entrepreneurial adversity, and Maribeth
Kuzmeski, PhD, CSP, whose podcast is
focused on women who have left their
mark in the business world.
Audiences are always looking for
insightful conversations, around compelling topics, that helps them stay current, gives them a cutting edge in
business, and helps improve their skills.
In broadcast TV, there’s a saying, “news
you can use.” With podcasts, it’s the
same mentality. People are looking for
keen perspectives on specific topics in
the form of personal narratives, challenges faced, setbacks overcome, innovations pioneered, objectives met and
lessons learned. More important, they
are looking to do so on their own time.
Why not provide them with the content
they’re looking for? After all, content
is, and will always be, king.
Despite podcasting enjoying a surge
in popularity (and rightfully so), there
are plenty of wrinkles that need to be
ironed, and that are still giving marketers and advertisers pause. Like every
other industry in its infancy, there are
some challenges that everyone wants to
understand, mainly ad dollars and audience metrics. While television is monitored by Nielsen, and radio by
Arbitron, there’s no central monitoring
system for podcasts yet.
Marketers are investing billions of
ad dollars in radio ($18 billion) and tel-
evision ($67 billion); however, some
big named brands remain adamant
when investing in podcast ads. The
process is still clunky and slightly
untested, but it is keeping up with the
other mediums. Some advertisers are
unsure about investing their dollars on
podcasts because they lack user analyt-
ics and a proper quantifiable metric.
We saw the same hesitation back in the
1990’s when social media was born—
when spending ad dollars on a new
medium wasn’t seen as a smart invest-
ment. That changed, and I see the same
pattern repeating itself with podcasts.
Quantitative problems aside, those
who advertise on podcasts have seen
some level of success with nearly two-
thirds of podcast listeners having shown
purchase intent, according to a com-
Score study. Whether it’s product
research or visiting brand websites, more
are starting to invest in this medium.
Today, podcasting revenue remains
minuscule compared to the rest of the
entertainment and tech industries, but
there are exceptions. Ads in top pod-
casts can run anywhere from $50 to
$100 CPMs, which means the cost of
reaching a thousand people to down-
load the podcast. This is a pricey
endeavor, compared to what advertisers
would pay for You Tube ads—an aver-
age of $18.
As more outlets launch a podcasting
component, more dollars will continue

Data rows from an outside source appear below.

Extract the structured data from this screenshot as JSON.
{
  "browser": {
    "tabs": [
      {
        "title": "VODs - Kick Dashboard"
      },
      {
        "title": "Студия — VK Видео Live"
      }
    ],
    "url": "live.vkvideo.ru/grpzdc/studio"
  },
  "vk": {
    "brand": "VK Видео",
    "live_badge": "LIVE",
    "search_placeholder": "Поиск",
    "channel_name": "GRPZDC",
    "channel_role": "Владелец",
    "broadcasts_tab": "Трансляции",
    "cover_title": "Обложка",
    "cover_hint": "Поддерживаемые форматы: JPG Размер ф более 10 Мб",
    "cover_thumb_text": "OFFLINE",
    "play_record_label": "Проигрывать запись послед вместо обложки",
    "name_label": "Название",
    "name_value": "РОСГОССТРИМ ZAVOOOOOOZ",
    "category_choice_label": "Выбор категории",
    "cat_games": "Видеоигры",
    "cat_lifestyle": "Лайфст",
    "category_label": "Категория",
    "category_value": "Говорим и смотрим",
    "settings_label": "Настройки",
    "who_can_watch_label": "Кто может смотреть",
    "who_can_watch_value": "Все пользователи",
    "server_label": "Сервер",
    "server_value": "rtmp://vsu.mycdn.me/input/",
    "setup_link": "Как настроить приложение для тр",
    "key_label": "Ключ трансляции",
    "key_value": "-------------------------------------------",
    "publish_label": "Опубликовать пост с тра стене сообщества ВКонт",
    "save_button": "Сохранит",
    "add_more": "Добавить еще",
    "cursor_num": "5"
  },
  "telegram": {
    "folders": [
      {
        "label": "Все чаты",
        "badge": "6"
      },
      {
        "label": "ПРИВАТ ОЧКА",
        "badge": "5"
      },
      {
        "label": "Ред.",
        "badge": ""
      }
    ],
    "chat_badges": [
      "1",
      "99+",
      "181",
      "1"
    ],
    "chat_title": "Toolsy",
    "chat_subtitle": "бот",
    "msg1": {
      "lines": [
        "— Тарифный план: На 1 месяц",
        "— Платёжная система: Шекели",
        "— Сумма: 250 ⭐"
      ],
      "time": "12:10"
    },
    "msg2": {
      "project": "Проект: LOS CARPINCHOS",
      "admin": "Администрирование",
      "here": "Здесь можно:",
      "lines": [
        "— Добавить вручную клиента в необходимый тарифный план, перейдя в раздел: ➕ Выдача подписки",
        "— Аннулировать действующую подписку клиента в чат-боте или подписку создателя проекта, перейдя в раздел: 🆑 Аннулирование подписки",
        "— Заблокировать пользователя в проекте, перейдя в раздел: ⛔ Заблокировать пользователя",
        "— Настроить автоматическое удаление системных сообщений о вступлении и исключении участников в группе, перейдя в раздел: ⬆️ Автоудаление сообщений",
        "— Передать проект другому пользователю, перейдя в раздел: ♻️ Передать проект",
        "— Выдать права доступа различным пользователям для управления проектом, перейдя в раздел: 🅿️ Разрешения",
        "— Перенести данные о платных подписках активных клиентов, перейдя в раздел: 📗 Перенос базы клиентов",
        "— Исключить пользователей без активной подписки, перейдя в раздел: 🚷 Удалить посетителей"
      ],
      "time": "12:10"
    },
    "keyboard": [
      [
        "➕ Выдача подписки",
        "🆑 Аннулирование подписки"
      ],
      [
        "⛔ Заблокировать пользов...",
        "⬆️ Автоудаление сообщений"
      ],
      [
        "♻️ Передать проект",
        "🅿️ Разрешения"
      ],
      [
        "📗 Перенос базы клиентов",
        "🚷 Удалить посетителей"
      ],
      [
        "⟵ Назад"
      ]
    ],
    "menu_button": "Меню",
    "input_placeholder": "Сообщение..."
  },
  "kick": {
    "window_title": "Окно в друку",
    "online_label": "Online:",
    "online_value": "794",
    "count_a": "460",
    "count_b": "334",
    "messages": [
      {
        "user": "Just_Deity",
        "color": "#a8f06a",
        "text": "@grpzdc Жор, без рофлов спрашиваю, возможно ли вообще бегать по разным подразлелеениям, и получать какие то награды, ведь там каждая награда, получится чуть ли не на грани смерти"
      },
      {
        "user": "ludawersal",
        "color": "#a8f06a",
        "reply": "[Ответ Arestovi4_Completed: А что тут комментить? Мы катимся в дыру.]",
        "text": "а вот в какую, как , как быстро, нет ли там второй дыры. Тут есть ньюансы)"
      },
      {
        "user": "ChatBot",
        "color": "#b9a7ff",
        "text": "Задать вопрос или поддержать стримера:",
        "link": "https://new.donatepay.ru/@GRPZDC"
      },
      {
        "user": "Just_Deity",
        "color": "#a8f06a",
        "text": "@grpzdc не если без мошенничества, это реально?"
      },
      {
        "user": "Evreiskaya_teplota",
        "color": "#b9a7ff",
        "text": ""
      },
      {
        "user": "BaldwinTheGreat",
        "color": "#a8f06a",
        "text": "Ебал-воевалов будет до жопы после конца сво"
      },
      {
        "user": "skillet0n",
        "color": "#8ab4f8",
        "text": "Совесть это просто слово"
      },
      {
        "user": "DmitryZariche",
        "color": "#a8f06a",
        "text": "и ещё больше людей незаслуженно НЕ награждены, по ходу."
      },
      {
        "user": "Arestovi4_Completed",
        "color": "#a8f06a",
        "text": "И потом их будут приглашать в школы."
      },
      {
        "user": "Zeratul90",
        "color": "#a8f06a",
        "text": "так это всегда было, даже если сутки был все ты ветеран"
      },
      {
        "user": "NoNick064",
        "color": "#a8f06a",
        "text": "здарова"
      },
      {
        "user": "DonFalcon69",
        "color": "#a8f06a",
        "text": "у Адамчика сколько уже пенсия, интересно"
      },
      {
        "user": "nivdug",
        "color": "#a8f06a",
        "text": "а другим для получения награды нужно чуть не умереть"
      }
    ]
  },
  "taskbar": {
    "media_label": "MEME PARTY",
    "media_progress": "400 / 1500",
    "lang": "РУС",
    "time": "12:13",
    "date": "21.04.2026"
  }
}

flowing into digital, providing strong
growth in mobile, video and social
spending. As marketers continue to
embrace mobile, it will help drive up
spending on video, search, display and
social, which could syphon dollars from
traditional media. BI Intelligence
reported that mobile will be the fastest
growing advertising channel and buoy
spending on each of the digital formats.
The numbers look good, embrace the
Those who advertise
on podcasts have seen
some level of success
with nearly two-thirds
of podcast listeners